Wolf calls on General Assembly to invest in older Pennsylvanians – Daily Local
Department of Aging Secretary Robert Torres and Department of Human Services Acting Secretary Meg Snead were joined by Rep. Patty Kim and community leaders this week to echo Governor Tom Wolf’s call for the Pennsylvania General Assembly to immediately use a portion of the $1.7 billion in unspent American Rescue Plan Act dollars to help older adults and individuals with disabilities through property tax and rent rebates to recover from the COVID-19 pandemic.
In February, Gov. Wolf proposed his $1.7 billion action plan, which includes a proposal to direct $204 million to provide property tax relief to Pennsylvanians by investing in the existing Property Tax Rent Rebate program. This investment would be a one-time bonus rebate to current program users, doubling existing rebates with an estimated 466,000 Pennsylvanians receiving an additional average rebate of $475. While Democratic leaders in the Senate and House have introduced legislation, Senate Bill 1187 and House Bill 2560, to support Gov. Wolf’s plan to invest in the existing program, the General Assembly has been slow to act.
“Older Pennsylvanians overwhelmingly want to age in their homes and communities for as long as they are able. While the Department of Aging provides services and supports to help them achieve this goal, programs like the Department of Revenue’s Property Tax/Rent Rebate offers seniors an additional benefit,” said Secretary Torres. “Many older adults live on fixed incomes and when it comes to their finances, paying their rent or mortgage is a top priority. Governor Wolf’s proposed one time increase in the rebate amount will help seniors to meet some of their needs during these difficult times.”
Sec. Torres noted that in Dauphin County, the Property Tax/Rent Rebate program benefitted 8,716 Pennsylvanians who received more than $4 million, according to the most recent available data from the Pennsylvania Department of Revenue. Almost 60% of these recipients were age 65 and older. Almost 39% were individuals with disabilities.
“Our seniors are the foundation of our communities,” said Rep. Kim. “Seniors navigate their everyday lives on a fixed income, trying to make the best of a post-pandemic world despite rising costs for necessities.
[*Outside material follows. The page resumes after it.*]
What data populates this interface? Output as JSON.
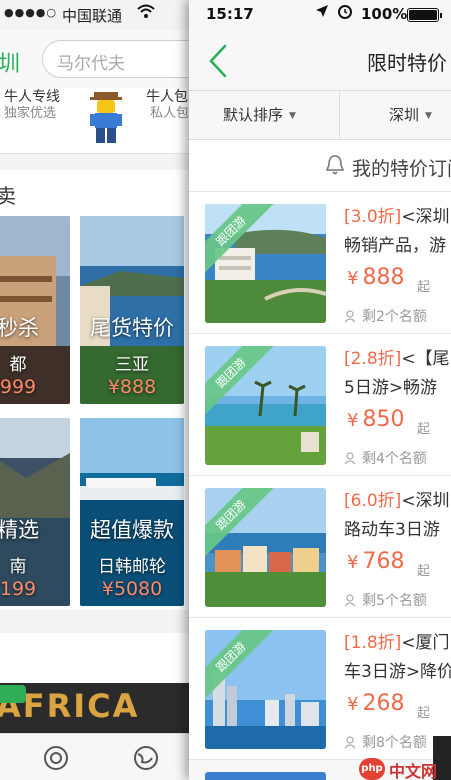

This is the reason I’m advocating for the General Assembly to act to make sure federal dollars from the American Rescue Plan can be used for this one-time bonus rebate to help seniors, people with disabilities, widows and widowers.”
Secretary Torres, joined by George Hartwick, Dauphin County Commissioner; Bob Burns, Dauphin County Area Agency on Aging Director; and Leah Eppinger, executive director for the Housing Authority of the County of Dauphin, called for immediate action by the General Assembly to get money out to Pennsylvanians who are hurting right now.
“Our seniors and people with disabilities in Pennsylvania deserve the opportunity to live independently and sustain their housing in their communities of choice in the face of rising costs. It is our responsibility to support and build on the successes of programs like the Property Tax/Rent Rebate that make community living possible and sustainable for our neighbors with fixed and moderate incomes,” said DHS Acting Secretary Meg Snead. “Expanding Pennsylvania’s investment in the Property Tax/Rent Rebate Program will make a substantial impact in quality of life and dignity for seniors and people with disabilities and provides the breathing room in their budgets to help them live and thrive in our communities across Pennsylvania.”
“Everyone is paying more for nearly everything today – from prescription drugs to gas to housing but, the problem of inflation is hardest for those on fixed incomes,” said AARP Pennsylvania State Director Bill Johnston-Walsh. “The very purpose of the American Rescue Plan Act is to provide flexible, emergency funding for state and local governments to effectively respond to the negative economic impacts created by pandemic. AARP Pennsylvania is pleased to support this critical investment of American Rescue Plan Act dollars to support Property Tax Rent Rebate Program beneficiaries.”
“The governor’s proposal is a simple plan to execute. Claimants won’t have to take any additional action to receive their one-time bonus rebates,” said Revenue Secretary Dan Hassell, who heads the agency that administers the Property Tax/Rent Rebate program. “Claimants should fill out their rebate applications as they normally do, and we will automatically calculate and distribute the additional rebates to them. If anyone needs help with their rebate application, filing assistance is available at the Department of Revenue’s district offices, local Area Agencies on Aging, senior centers and state legislators’ offices.”
Since its inception in 1971, the Property Tax/Rent Rebate program has delivered more than $7.1 billion to older adults and individuals with disabilities.